» What the task asks
Without including any image, repeat every record exactly.
*** Dataset records Section Begins ***
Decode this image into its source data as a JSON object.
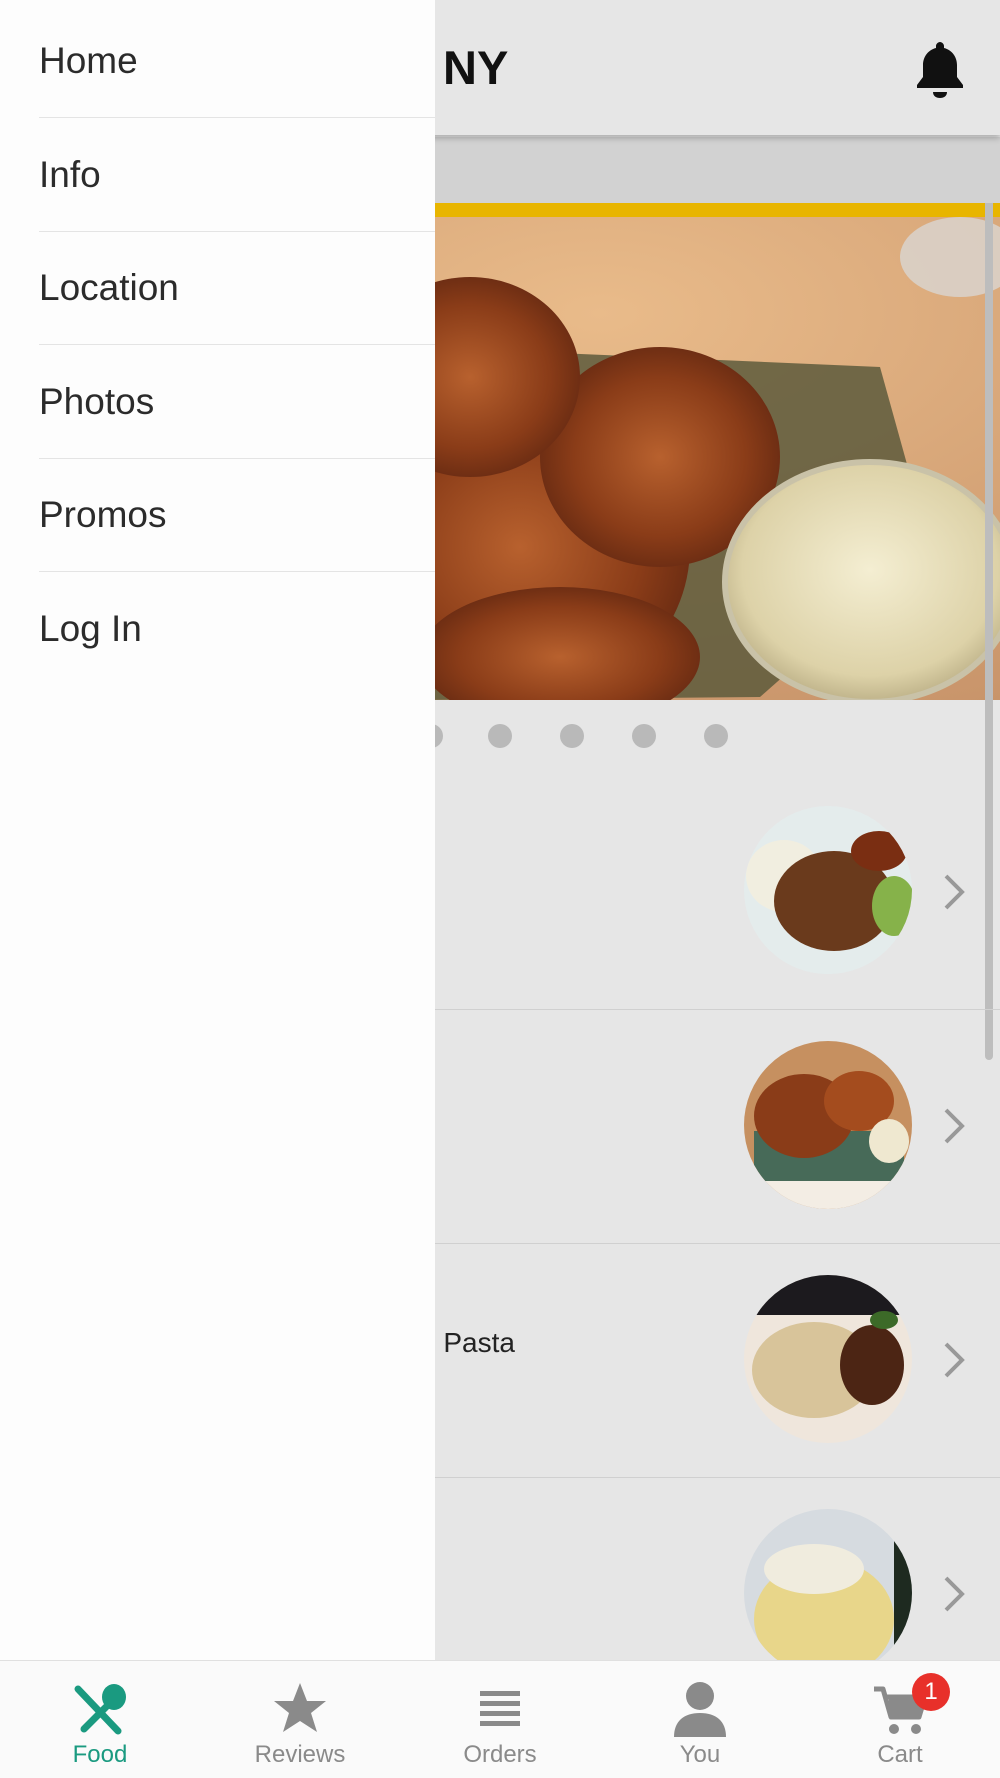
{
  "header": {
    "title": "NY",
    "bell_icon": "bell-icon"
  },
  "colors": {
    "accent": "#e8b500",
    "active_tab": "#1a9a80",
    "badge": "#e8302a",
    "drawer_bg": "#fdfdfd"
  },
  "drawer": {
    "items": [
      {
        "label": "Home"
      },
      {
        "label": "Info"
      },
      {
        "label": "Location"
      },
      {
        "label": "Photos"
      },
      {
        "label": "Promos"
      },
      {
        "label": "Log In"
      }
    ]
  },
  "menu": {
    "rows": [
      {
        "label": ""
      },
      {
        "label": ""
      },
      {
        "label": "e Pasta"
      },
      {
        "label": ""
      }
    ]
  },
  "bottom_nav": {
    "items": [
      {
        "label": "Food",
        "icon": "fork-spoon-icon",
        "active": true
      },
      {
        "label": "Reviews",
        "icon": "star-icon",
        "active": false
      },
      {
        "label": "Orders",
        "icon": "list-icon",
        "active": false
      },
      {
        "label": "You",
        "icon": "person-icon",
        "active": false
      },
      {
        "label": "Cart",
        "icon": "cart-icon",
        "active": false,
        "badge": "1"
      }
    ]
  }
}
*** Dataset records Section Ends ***
» Answer box
Decode this image into its source data as a JSON object.
{
  "header": {
    "title": "NY",
    "bell_icon": "bell-icon"
  },
  "colors": {
    "accent": "#e8b500",
    "active_tab": "#1a9a80",
    "badge": "#e8302a",
    "drawer_bg": "#fdfdfd"
  },
  "drawer": {
    "items": [
      {
        "label": "Home"
      },
      {
        "label": "Info"
      },
      {
        "label": "Location"
      },
      {
        "label": "Photos"
      },
      {
        "label": "Promos"
      },
      {
        "label": "Log In"
      }
    ]
  },
  "menu": {
    "rows": [
      {
        "label": ""
      },
      {
        "label": ""
      },
      {
        "label": "e Pasta"
      },
      {
        "label": ""
      }
    ]
  },
  "bottom_nav": {
    "items": [
      {
        "label": "Food",
        "icon": "fork-spoon-icon",
        "active": true
      },
      {
        "label": "Reviews",
        "icon": "star-icon",
        "active": false
      },
      {
        "label": "Orders",
        "icon": "list-icon",
        "active": false
      },
      {
        "label": "You",
        "icon": "person-icon",
        "active": false
      },
      {
        "label": "Cart",
        "icon": "cart-icon",
        "active": false,
        "badge": "1"
      }
    ]
  }
}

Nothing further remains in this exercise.